Microsoft worked closely with existing customers to develop Office 365, resulting in a cloud service that is designed to meet a wide range of customer needs.
The Office 365 package – currently set to begin testing in 13 business markets – includes SharePoint, Lync Online, Exchange and the Office System itself (or business-targeted versions of the Office Web Apps for individual professionals and small businesses) in a constantly-updated online environment for any commonly-used device and web browser combination no matter where you go. According to Microsoft Office Division president Kurt DelBene, “Office 365 is the best of everything we know about productivity, all in a single cloud service.”
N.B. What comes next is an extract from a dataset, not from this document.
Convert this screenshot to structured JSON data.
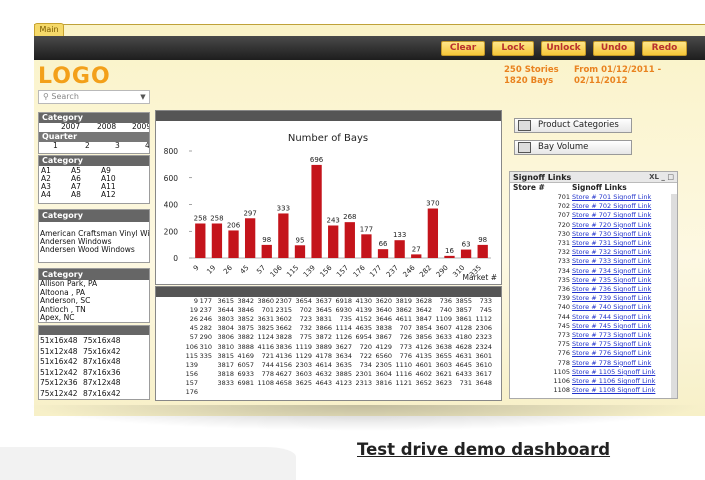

DelBene continues to say that ”With Office 365, your local bakery can get enterprise-caliber software and services for the first time, while a multinational pharmaceutical company can reduce costs and more easily stay current with the latest innovations. People can focus on their business, while we and our partners take care of the technology.”
According to the official press release, Microsoft has “worked closely with existing customers to develop Office 365, resulting in a cloud service that is designed to meet a wide range of customer needs.” Two packages are initially planned for roll-out in 40 business markets at some time in 2011: a professional user/small business package with a target cost of $6 (or 5.25 euros) per user for each month contracted. The enterprise package – which includes a Office Professional Plus desktop option — is targeted at a $24 (or 22.75 euros) per user over each contracted month.